◆ Data extracts
┌──

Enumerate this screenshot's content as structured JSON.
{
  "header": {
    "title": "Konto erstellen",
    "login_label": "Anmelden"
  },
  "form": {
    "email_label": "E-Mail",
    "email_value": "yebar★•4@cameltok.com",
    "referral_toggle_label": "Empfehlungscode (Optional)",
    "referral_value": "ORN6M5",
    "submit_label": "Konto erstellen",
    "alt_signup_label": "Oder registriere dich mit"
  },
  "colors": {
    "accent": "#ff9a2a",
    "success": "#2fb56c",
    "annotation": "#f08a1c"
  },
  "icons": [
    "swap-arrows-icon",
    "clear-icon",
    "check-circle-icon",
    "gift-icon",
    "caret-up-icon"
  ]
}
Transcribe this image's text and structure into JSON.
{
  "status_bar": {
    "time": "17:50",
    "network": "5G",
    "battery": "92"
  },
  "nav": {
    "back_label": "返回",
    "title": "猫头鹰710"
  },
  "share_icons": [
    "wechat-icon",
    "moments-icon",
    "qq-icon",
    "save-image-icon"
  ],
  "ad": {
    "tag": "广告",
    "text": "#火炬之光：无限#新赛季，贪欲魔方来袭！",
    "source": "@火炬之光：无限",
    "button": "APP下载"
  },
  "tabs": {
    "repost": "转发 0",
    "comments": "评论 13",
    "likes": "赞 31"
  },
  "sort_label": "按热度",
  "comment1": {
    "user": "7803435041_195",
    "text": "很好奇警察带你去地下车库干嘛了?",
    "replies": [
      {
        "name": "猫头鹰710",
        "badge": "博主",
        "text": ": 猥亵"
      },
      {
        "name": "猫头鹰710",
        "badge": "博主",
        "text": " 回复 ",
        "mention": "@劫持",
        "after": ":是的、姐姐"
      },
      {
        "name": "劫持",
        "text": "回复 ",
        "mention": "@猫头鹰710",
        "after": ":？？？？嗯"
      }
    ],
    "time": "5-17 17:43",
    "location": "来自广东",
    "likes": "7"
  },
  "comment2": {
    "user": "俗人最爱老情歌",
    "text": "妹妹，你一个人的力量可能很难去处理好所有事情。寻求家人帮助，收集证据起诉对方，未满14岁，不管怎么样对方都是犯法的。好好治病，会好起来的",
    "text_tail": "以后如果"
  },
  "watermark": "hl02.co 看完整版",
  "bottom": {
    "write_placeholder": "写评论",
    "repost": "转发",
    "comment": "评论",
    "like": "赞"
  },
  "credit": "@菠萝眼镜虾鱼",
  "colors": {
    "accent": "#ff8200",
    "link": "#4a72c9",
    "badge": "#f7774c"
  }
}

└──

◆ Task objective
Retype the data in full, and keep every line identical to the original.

◆ Response to this task
Enumerate this screenshot's content as structured JSON.
{
  "header": {
    "title": "Konto erstellen",
    "login_label": "Anmelden"
  },
  "form": {
    "email_label": "E-Mail",
    "email_value": "yebar★•4@cameltok.com",
    "referral_toggle_label": "Empfehlungscode (Optional)",
    "referral_value": "ORN6M5",
    "submit_label": "Konto erstellen",
    "alt_signup_label": "Oder registriere dich mit"
  },
  "colors": {
    "accent": "#ff9a2a",
    "success": "#2fb56c",
    "annotation": "#f08a1c"
  },
  "icons": [
    "swap-arrows-icon",
    "clear-icon",
    "check-circle-icon",
    "gift-icon",
    "caret-up-icon"
  ]
}
Transcribe this image's text and structure into JSON.
{
  "status_bar": {
    "time": "17:50",
    "network": "5G",
    "battery": "92"
  },
  "nav": {
    "back_label": "返回",
    "title": "猫头鹰710"
  },
  "share_icons": [
    "wechat-icon",
    "moments-icon",
    "qq-icon",
    "save-image-icon"
  ],
  "ad": {
    "tag": "广告",
    "text": "#火炬之光：无限#新赛季，贪欲魔方来袭！",
    "source": "@火炬之光：无限",
    "button": "APP下载"
  },
  "tabs": {
    "repost": "转发 0",
    "comments": "评论 13",
    "likes": "赞 31"
  },
  "sort_label": "按热度",
  "comment1": {
    "user": "7803435041_195",
    "text": "很好奇警察带你去地下车库干嘛了?",
    "replies": [
      {
        "name": "猫头鹰710",
        "badge": "博主",
        "text": ": 猥亵"
      },
      {
        "name": "猫头鹰710",
        "badge": "博主",
        "text": " 回复 ",
        "mention": "@劫持",
        "after": ":是的、姐姐"
      },
      {
        "name": "劫持",
        "text": "回复 ",
        "mention": "@猫头鹰710",
        "after": ":？？？？嗯"
      }
    ],
    "time": "5-17 17:43",
    "location": "来自广东",
    "likes": "7"
  },
  "comment2": {
    "user": "俗人最爱老情歌",
    "text": "妹妹，你一个人的力量可能很难去处理好所有事情。寻求家人帮助，收集证据起诉对方，未满14岁，不管怎么样对方都是犯法的。好好治病，会好起来的",
    "text_tail": "以后如果"
  },
  "watermark": "hl02.co 看完整版",
  "bottom": {
    "write_placeholder": "写评论",
    "repost": "转发",
    "comment": "评论",
    "like": "赞"
  },
  "credit": "@菠萝眼镜虾鱼",
  "colors": {
    "accent": "#ff8200",
    "link": "#4a72c9",
    "badge": "#f7774c"
  }
}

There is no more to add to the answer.